• DIRECTIONS: Keep the wording of the records intact as you retype them, and omit every image.

(Data about app and page elements)
——————————
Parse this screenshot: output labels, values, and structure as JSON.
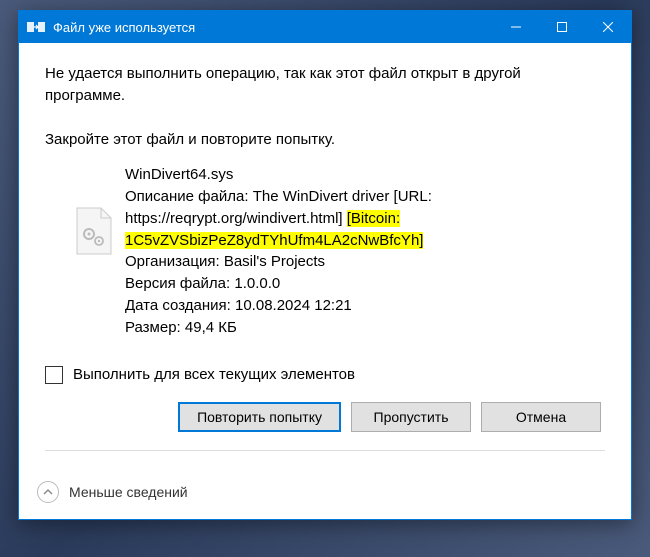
{
  "titlebar": {
    "title": "Файл уже используется"
  },
  "content": {
    "msg1": "Не удается выполнить операцию, так как этот файл открыт в другой программе.",
    "msg2": "Закройте этот файл и повторите попытку.",
    "file": {
      "name": "WinDivert64.sys",
      "desc_label": "Описание файла: ",
      "desc_value_pre": "The WinDivert driver [URL: https://reqrypt.org/windivert.html] ",
      "bitcoin_hl": "[Bitcoin: 1C5vZVSbizPeZ8ydTYhUfm4LA2cNwBfcYh]",
      "org_label": "Организация: ",
      "org_value": "Basil's Projects",
      "ver_label": "Версия файла: ",
      "ver_value": "1.0.0.0",
      "date_label": "Дата создания: ",
      "date_value": "10.08.2024 12:21",
      "size_label": "Размер: ",
      "size_value": "49,4 КБ"
    },
    "checkbox_label": "Выполнить для всех текущих элементов",
    "buttons": {
      "retry": "Повторить попытку",
      "skip": "Пропустить",
      "cancel": "Отмена"
    }
  },
  "footer": {
    "less": "Меньше сведений"
  }
}
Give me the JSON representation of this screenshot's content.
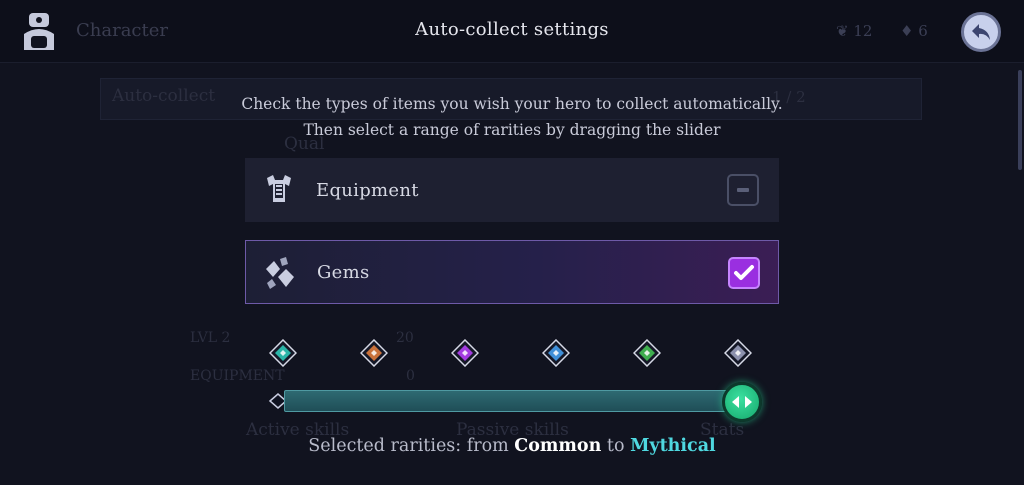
{
  "topbar": {
    "background_title": "Character",
    "title": "Auto-collect settings",
    "currency_a": "12",
    "currency_b": "6"
  },
  "background": {
    "tab_label": "Auto-collect",
    "page_counter": "1 / 2",
    "quality_label": "Qual",
    "level_label": "LVL 2",
    "level_max": "20",
    "equipment_label": "EQUIPMENT",
    "equipment_count": "0",
    "tabs": [
      "Active skills",
      "Passive skills",
      "Stats"
    ]
  },
  "dialog": {
    "description_line1": "Check the types of items you wish your hero to collect automatically.",
    "description_line2": "Then select a range of rarities by dragging the slider",
    "categories": [
      {
        "label": "Equipment",
        "icon": "armor-icon",
        "state": "partial"
      },
      {
        "label": "Gems",
        "icon": "gems-icon",
        "state": "checked"
      }
    ],
    "rarity_colors": [
      "#2bb5a8",
      "#c9713a",
      "#a23be0",
      "#3f8fd8",
      "#3fae4f",
      "#8c91ad"
    ],
    "slider": {
      "min_index": 0,
      "max_index": 5
    },
    "selected_prefix": "Selected rarities: from",
    "selected_from": "Common",
    "selected_mid": "to",
    "selected_to": "Mythical"
  },
  "colors": {
    "accent_teal": "#4fd8e0",
    "check_purple": "#9a2fe0",
    "handle_green": "#22c07f"
  }
}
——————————
• PROBLEM SOLUTION:
Parse this screenshot: output labels, values, and structure as JSON.
{
  "titlebar": {
    "title": "Файл уже используется"
  },
  "content": {
    "msg1": "Не удается выполнить операцию, так как этот файл открыт в другой программе.",
    "msg2": "Закройте этот файл и повторите попытку.",
    "file": {
      "name": "WinDivert64.sys",
      "desc_label": "Описание файла: ",
      "desc_value_pre": "The WinDivert driver [URL: https://reqrypt.org/windivert.html] ",
      "bitcoin_hl": "[Bitcoin: 1C5vZVSbizPeZ8ydTYhUfm4LA2cNwBfcYh]",
      "org_label": "Организация: ",
      "org_value": "Basil's Projects",
      "ver_label": "Версия файла: ",
      "ver_value": "1.0.0.0",
      "date_label": "Дата создания: ",
      "date_value": "10.08.2024 12:21",
      "size_label": "Размер: ",
      "size_value": "49,4 КБ"
    },
    "checkbox_label": "Выполнить для всех текущих элементов",
    "buttons": {
      "retry": "Повторить попытку",
      "skip": "Пропустить",
      "cancel": "Отмена"
    }
  },
  "footer": {
    "less": "Меньше сведений"
  }
}
Give me the JSON representation of this screenshot's content.
{
  "topbar": {
    "background_title": "Character",
    "title": "Auto-collect settings",
    "currency_a": "12",
    "currency_b": "6"
  },
  "background": {
    "tab_label": "Auto-collect",
    "page_counter": "1 / 2",
    "quality_label": "Qual",
    "level_label": "LVL 2",
    "level_max": "20",
    "equipment_label": "EQUIPMENT",
    "equipment_count": "0",
    "tabs": [
      "Active skills",
      "Passive skills",
      "Stats"
    ]
  },
  "dialog": {
    "description_line1": "Check the types of items you wish your hero to collect automatically.",
    "description_line2": "Then select a range of rarities by dragging the slider",
    "categories": [
      {
        "label": "Equipment",
        "icon": "armor-icon",
        "state": "partial"
      },
      {
        "label": "Gems",
        "icon": "gems-icon",
        "state": "checked"
      }
    ],
    "rarity_colors": [
      "#2bb5a8",
      "#c9713a",
      "#a23be0",
      "#3f8fd8",
      "#3fae4f",
      "#8c91ad"
    ],
    "slider": {
      "min_index": 0,
      "max_index": 5
    },
    "selected_prefix": "Selected rarities: from",
    "selected_from": "Common",
    "selected_mid": "to",
    "selected_to": "Mythical"
  },
  "colors": {
    "accent_teal": "#4fd8e0",
    "check_purple": "#9a2fe0",
    "handle_green": "#22c07f"
  }
}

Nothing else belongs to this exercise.